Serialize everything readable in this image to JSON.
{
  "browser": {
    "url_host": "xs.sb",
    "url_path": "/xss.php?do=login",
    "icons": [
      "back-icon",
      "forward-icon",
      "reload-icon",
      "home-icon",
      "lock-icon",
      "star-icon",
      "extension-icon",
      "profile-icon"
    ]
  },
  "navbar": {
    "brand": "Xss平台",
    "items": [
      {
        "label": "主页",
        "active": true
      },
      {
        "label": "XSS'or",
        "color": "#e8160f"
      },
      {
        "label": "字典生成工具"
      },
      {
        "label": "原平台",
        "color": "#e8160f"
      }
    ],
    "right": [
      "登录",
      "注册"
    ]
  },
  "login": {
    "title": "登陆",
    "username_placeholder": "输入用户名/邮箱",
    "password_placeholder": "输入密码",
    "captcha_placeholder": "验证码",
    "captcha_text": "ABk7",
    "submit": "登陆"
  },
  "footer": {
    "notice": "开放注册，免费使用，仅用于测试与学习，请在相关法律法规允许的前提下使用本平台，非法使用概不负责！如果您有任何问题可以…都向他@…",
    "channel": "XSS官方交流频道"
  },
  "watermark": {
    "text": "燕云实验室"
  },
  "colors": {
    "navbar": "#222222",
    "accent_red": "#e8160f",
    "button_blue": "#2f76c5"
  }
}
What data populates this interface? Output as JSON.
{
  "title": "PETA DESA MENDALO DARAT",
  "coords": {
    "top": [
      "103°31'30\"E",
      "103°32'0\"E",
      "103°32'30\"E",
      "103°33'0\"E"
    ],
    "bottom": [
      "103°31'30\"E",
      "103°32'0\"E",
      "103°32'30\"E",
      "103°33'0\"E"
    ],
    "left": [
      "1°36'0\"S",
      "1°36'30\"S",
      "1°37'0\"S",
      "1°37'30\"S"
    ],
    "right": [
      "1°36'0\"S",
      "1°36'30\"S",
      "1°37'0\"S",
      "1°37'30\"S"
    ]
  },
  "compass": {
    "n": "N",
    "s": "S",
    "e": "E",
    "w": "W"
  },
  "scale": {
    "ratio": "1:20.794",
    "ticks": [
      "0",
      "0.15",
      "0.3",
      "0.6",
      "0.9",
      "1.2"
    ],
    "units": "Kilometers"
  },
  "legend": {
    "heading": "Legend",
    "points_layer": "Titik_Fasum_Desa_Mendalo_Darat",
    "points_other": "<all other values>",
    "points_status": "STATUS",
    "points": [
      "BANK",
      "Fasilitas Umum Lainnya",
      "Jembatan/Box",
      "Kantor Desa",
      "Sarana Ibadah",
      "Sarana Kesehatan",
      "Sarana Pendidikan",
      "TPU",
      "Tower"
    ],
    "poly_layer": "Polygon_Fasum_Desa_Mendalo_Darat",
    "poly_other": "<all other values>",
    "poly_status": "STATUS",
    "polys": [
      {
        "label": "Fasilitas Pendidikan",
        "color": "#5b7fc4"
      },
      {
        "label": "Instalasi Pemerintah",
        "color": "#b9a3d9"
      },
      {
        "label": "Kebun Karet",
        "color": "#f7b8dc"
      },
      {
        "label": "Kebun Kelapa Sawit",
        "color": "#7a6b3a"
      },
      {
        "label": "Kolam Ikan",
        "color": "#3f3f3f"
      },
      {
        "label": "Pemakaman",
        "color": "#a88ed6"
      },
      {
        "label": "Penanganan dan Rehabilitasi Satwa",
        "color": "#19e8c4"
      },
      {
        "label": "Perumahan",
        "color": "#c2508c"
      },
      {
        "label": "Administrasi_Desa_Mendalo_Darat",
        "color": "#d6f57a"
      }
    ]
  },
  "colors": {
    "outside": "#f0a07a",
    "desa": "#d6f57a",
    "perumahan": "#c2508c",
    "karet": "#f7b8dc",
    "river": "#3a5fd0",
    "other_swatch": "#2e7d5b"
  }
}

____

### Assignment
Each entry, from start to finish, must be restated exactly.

### Your solution
Serialize everything readable in this image to JSON.
{
  "browser": {
    "url_host": "xs.sb",
    "url_path": "/xss.php?do=login",
    "icons": [
      "back-icon",
      "forward-icon",
      "reload-icon",
      "home-icon",
      "lock-icon",
      "star-icon",
      "extension-icon",
      "profile-icon"
    ]
  },
  "navbar": {
    "brand": "Xss平台",
    "items": [
      {
        "label": "主页",
        "active": true
      },
      {
        "label": "XSS'or",
        "color": "#e8160f"
      },
      {
        "label": "字典生成工具"
      },
      {
        "label": "原平台",
        "color": "#e8160f"
      }
    ],
    "right": [
      "登录",
      "注册"
    ]
  },
  "login": {
    "title": "登陆",
    "username_placeholder": "输入用户名/邮箱",
    "password_placeholder": "输入密码",
    "captcha_placeholder": "验证码",
    "captcha_text": "ABk7",
    "submit": "登陆"
  },
  "footer": {
    "notice": "开放注册，免费使用，仅用于测试与学习，请在相关法律法规允许的前提下使用本平台，非法使用概不负责！如果您有任何问题可以…都向他@…",
    "channel": "XSS官方交流频道"
  },
  "watermark": {
    "text": "燕云实验室"
  },
  "colors": {
    "navbar": "#222222",
    "accent_red": "#e8160f",
    "button_blue": "#2f76c5"
  }
}
What data populates this interface? Output as JSON.
{
  "title": "PETA DESA MENDALO DARAT",
  "coords": {
    "top": [
      "103°31'30\"E",
      "103°32'0\"E",
      "103°32'30\"E",
      "103°33'0\"E"
    ],
    "bottom": [
      "103°31'30\"E",
      "103°32'0\"E",
      "103°32'30\"E",
      "103°33'0\"E"
    ],
    "left": [
      "1°36'0\"S",
      "1°36'30\"S",
      "1°37'0\"S",
      "1°37'30\"S"
    ],
    "right": [
      "1°36'0\"S",
      "1°36'30\"S",
      "1°37'0\"S",
      "1°37'30\"S"
    ]
  },
  "compass": {
    "n": "N",
    "s": "S",
    "e": "E",
    "w": "W"
  },
  "scale": {
    "ratio": "1:20.794",
    "ticks": [
      "0",
      "0.15",
      "0.3",
      "0.6",
      "0.9",
      "1.2"
    ],
    "units": "Kilometers"
  },
  "legend": {
    "heading": "Legend",
    "points_layer": "Titik_Fasum_Desa_Mendalo_Darat",
    "points_other": "<all other values>",
    "points_status": "STATUS",
    "points": [
      "BANK",
      "Fasilitas Umum Lainnya",
      "Jembatan/Box",
      "Kantor Desa",
      "Sarana Ibadah",
      "Sarana Kesehatan",
      "Sarana Pendidikan",
      "TPU",
      "Tower"
    ],
    "poly_layer": "Polygon_Fasum_Desa_Mendalo_Darat",
    "poly_other": "<all other values>",
    "poly_status": "STATUS",
    "polys": [
      {
        "label": "Fasilitas Pendidikan",
        "color": "#5b7fc4"
      },
      {
        "label": "Instalasi Pemerintah",
        "color": "#b9a3d9"
      },
      {
        "label": "Kebun Karet",
        "color": "#f7b8dc"
      },
      {
        "label": "Kebun Kelapa Sawit",
        "color": "#7a6b3a"
      },
      {
        "label": "Kolam Ikan",
        "color": "#3f3f3f"
      },
      {
        "label": "Pemakaman",
        "color": "#a88ed6"
      },
      {
        "label": "Penanganan dan Rehabilitasi Satwa",
        "color": "#19e8c4"
      },
      {
        "label": "Perumahan",
        "color": "#c2508c"
      },
      {
        "label": "Administrasi_Desa_Mendalo_Darat",
        "color": "#d6f57a"
      }
    ]
  },
  "colors": {
    "outside": "#f0a07a",
    "desa": "#d6f57a",
    "perumahan": "#c2508c",
    "karet": "#f7b8dc",
    "river": "#3a5fd0",
    "other_swatch": "#2e7d5b"
  }
}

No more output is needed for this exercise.